The critic José-Carlos Mainer writes: “With his long-standing marked interest for the long agony of Spain’s rural life, he doesn’t want to make a political statement, not even a sociological one; what he cares about more in these destinations of uprooting are the vital ties and the strength of the laborious resignation. On the shore of the reservoir that holds their past, everybody knows that ‘there are different ways of looking at the water’ and that ‘it depends on each individual and what they are looking for.’ […] moving, intense and mature novel.”

Llamazares already published a novel on the topic of reservoirs and the forced displacement of citizens in 1988 when there were plans to build new ones, La lluvia amarilla [The yellow rain].

This blogger has been reminded of Jesús Moncada’s (1941-2005; WikipediaCamí de Sirga [Towpath], also published in 1988, a memory of the village of Mequinensa that disappeared under the water.

SOURCE: El País, Feb. 13, 2015

Recommended weekend reading

The following reading suggestions have nothing to do with Iberian matters but two of them with translation and English…

This blogger has been sad to learn of Oliver Sacks’ terminal cancer. Sacks’ New York Times farewell op-ed piece can be found here.

A second matter close to his heart is “Why Americans don’t read foreign fiction” by Bill Morris @ The Daily Beast. (Only 0.7 percent of all the books published in the United States are first-time translations of fiction and poetry.)

Closely related to this is “How did science come to speak only English?” by Michael D. Gordin @ Aeon. (Among other factors another collateral result of the Great and the Cold Wars.)

Bologna Children’s Book Fair: one award and one honorable mention for Portuguese authors

The Bologna Children’s Book Fair (30 March – 02 April 2015; official website) has already published the winners’ list of this years BolognaRagazzi awards.

In the OPERA PRIMA category the prize goes to a team of Portuguese authors:

This section was established five years ago to shine a spotlight on young talent. Every year boasts an increasing number of entries of extraordinary quality thanks to the work of the world’s top schools of illustration and the careful eye of publishers on the lookout for new talent. The winner of the section Opera Prima 2015 is “Là Fora- Um Guia para Descobrir a Natureza” by Maria Ana Peixe Dias & Inês Teixeira do Rosário/Bernardo P. Carvalho, published by Planeta Tangerina, Portugal.

The daily Público offers this summary:

Lá Fora – um guia para descobrir a natureza [Out there – a guide to discovering nature], the first work of the biologists Maria Dias and Inês Rosário, is an informative book that invites parents and children, children and adults to leave home and enter the nature around them, be it in the city, or be it in the countryside.

Profusely illustrated by Bernardo Carvalho [Lisbon, 1973; more info], the book is divided into chapters devoted to birds and mammals, reptiles, to flowers, the sky or the sea, the beach and the tide pools, but also to little animals living in gardens and backyards.

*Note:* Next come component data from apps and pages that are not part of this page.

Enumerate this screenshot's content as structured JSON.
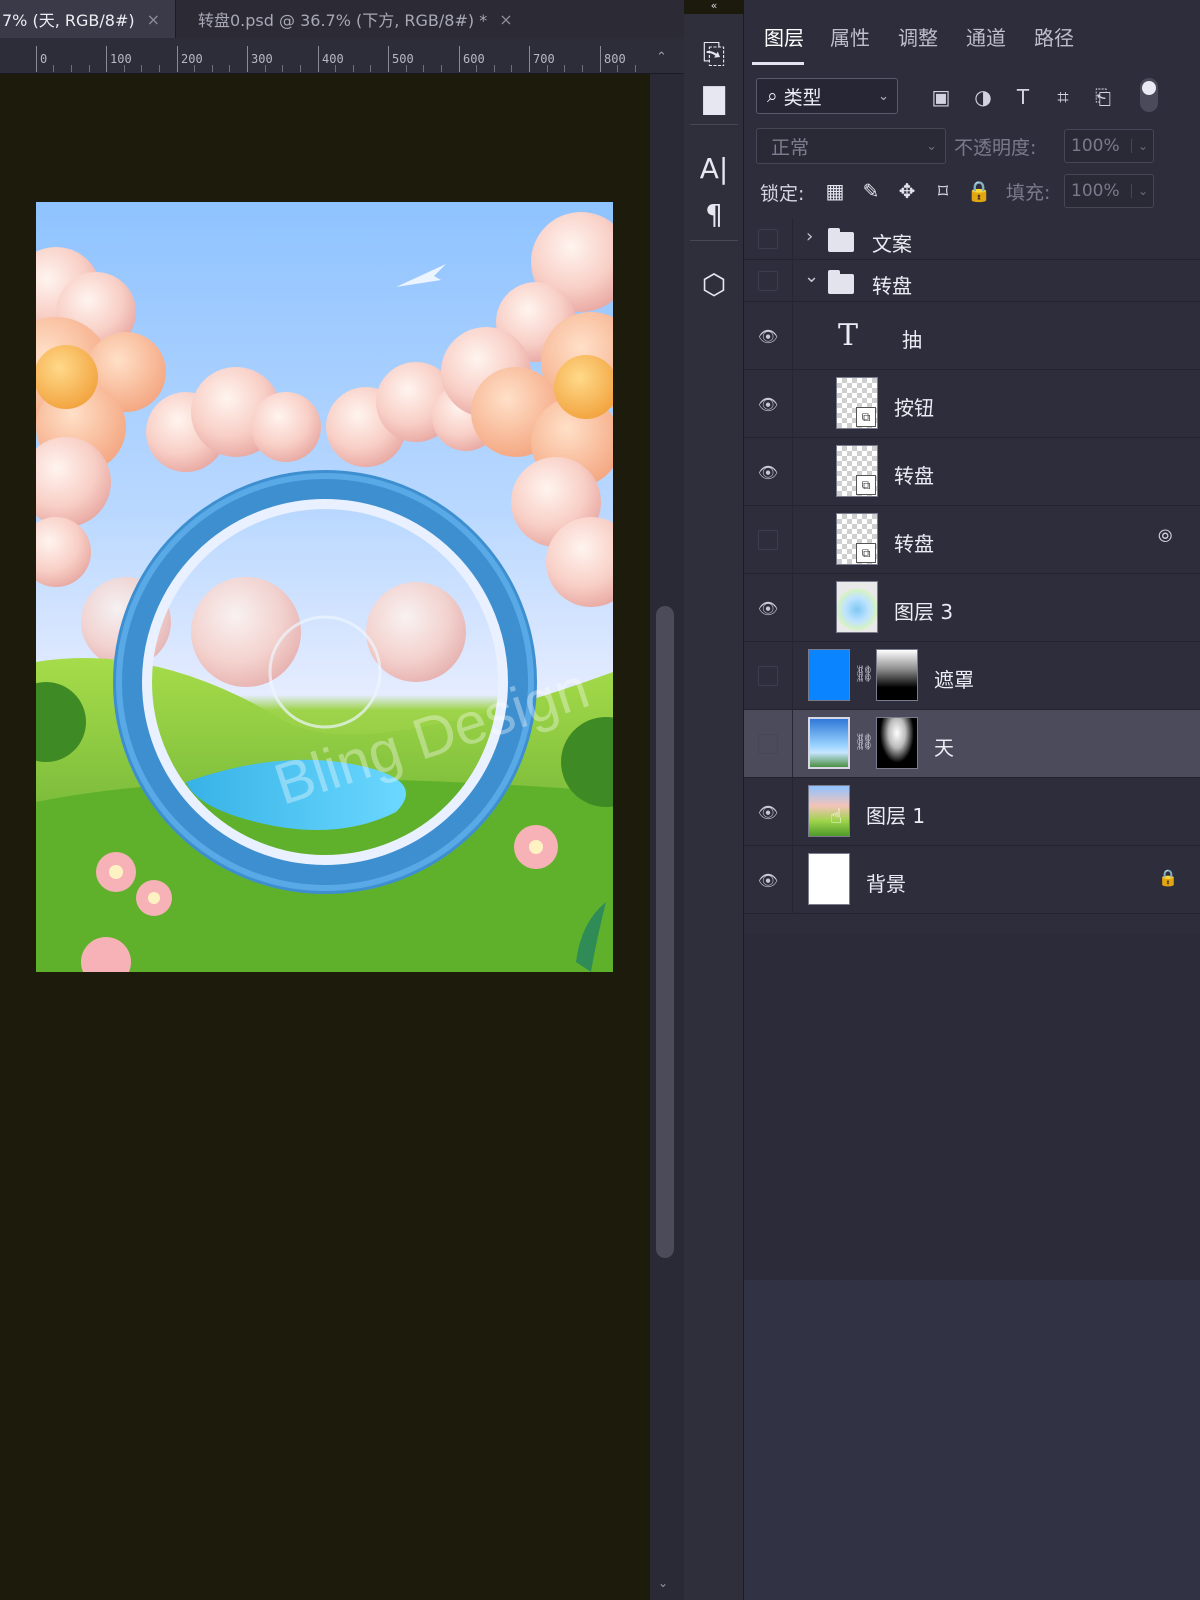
{
  "tabs": [
    {
      "label": "7% (天, RGB/8#)",
      "close": "×",
      "active": true
    },
    {
      "label": "转盘0.psd @ 36.7% (下方, RGB/8#) *",
      "close": "×",
      "active": false
    }
  ],
  "ruler": {
    "labels": [
      "0",
      "100",
      "200",
      "300",
      "400",
      "500",
      "600",
      "700",
      "800"
    ],
    "up_glyph": "⌃"
  },
  "collapse_glyph": "«",
  "canvas": {
    "watermark": "Bling Design"
  },
  "toolstrip": {
    "icons": [
      "history-icon",
      "comment-icon",
      "character-icon",
      "paragraph-icon",
      "3d-cube-icon"
    ],
    "glyphs": [
      "⎘",
      "▇",
      "A|",
      "¶",
      "⬡"
    ]
  },
  "panel": {
    "tabs": [
      "图层",
      "属性",
      "调整",
      "通道",
      "路径"
    ],
    "active_tab": 0,
    "filter": {
      "label": "类型",
      "glyph": "⌕",
      "chevron": "⌄",
      "icon_glyphs": [
        "▣",
        "◑",
        "T",
        "⌗",
        "⎗"
      ]
    },
    "blend": {
      "mode": "正常",
      "opacity_label": "不透明度:",
      "opacity": "100%",
      "fill_label": "填充:",
      "fill": "100%",
      "chevron": "⌄"
    },
    "lock": {
      "label": "锁定:",
      "glyphs": [
        "▦",
        "✎",
        "✥",
        "⌑",
        "🔒"
      ]
    },
    "layers": [
      {
        "name": "文案",
        "type": "group",
        "expanded": false,
        "visible": false
      },
      {
        "name": "转盘",
        "type": "group",
        "expanded": true,
        "visible": false
      },
      {
        "name": "抽",
        "type": "text",
        "visible": true
      },
      {
        "name": "按钮",
        "type": "smart",
        "visible": true
      },
      {
        "name": "转盘",
        "type": "smart",
        "visible": true
      },
      {
        "name": "转盘",
        "type": "smart",
        "visible": false,
        "right_glyph": "⦾"
      },
      {
        "name": "图层 3",
        "type": "image",
        "visible": true
      },
      {
        "name": "遮罩",
        "type": "masked-fill",
        "visible": false
      },
      {
        "name": "天",
        "type": "masked-image",
        "visible": false,
        "selected": true
      },
      {
        "name": "图层 1",
        "type": "image",
        "visible": true
      },
      {
        "name": "背景",
        "type": "background",
        "visible": true,
        "lock_glyph": "🔒"
      }
    ],
    "glyphs": {
      "eye": "👁",
      "chain": "⛓",
      "type_t": "T",
      "smart": "⧉",
      "collapsed": "›",
      "expanded": "⌄"
    }
  },
  "colors": {
    "accent": "#0a84ff",
    "panel": "#2d2d3b",
    "canvas_bg": "#1d1c0c",
    "selected": "#4b4b5c"
  }
}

In addition to the descriptions of the types of landscape that can be found in Portugal – forests, woods, mountains, cliffs, ponds, reservoirs – the guide provides detailed information about animals and plants, gives indications of what to wear and take when exploring nature and includes activities for young people.

Planeta Tangerina’s website offers an introductory video.

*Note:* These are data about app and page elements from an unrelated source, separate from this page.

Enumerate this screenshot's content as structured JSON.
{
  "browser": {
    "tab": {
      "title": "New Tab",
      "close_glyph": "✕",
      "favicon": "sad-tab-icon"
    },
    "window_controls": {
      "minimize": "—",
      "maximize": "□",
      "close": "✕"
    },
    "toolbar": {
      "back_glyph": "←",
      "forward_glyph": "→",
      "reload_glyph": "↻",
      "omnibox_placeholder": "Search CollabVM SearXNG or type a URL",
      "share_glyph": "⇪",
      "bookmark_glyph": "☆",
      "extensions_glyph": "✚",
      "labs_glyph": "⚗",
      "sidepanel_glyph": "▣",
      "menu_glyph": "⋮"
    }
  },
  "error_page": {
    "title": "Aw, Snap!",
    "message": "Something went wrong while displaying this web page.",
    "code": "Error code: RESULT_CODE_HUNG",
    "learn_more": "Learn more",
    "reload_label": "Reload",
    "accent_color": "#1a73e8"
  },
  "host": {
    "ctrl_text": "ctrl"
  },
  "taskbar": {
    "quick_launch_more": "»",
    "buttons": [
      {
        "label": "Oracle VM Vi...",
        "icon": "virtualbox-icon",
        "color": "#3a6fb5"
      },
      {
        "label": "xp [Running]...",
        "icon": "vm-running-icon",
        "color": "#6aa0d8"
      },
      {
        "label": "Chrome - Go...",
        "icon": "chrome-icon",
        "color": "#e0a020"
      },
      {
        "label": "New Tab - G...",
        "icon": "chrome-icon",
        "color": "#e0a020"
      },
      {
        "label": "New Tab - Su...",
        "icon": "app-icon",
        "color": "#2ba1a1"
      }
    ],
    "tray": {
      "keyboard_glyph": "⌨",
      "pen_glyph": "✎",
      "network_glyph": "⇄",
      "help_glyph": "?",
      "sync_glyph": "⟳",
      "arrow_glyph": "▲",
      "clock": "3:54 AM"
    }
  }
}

According to her publisher, an honorable mention for a book in the same category went to Madalena Moniz (homepage) for Hoje sento-me… [Today I feel …], an alphabet-book on feelings, sorted from A to Z. Each word is accompanied by illustrations which complement the interpretation of each of the choices of feelings (more information and examples can be found here and here).

SOURCE: Público, Feb. 17, 2015; Bologna Fiere; Planeta Tangerina (publisher)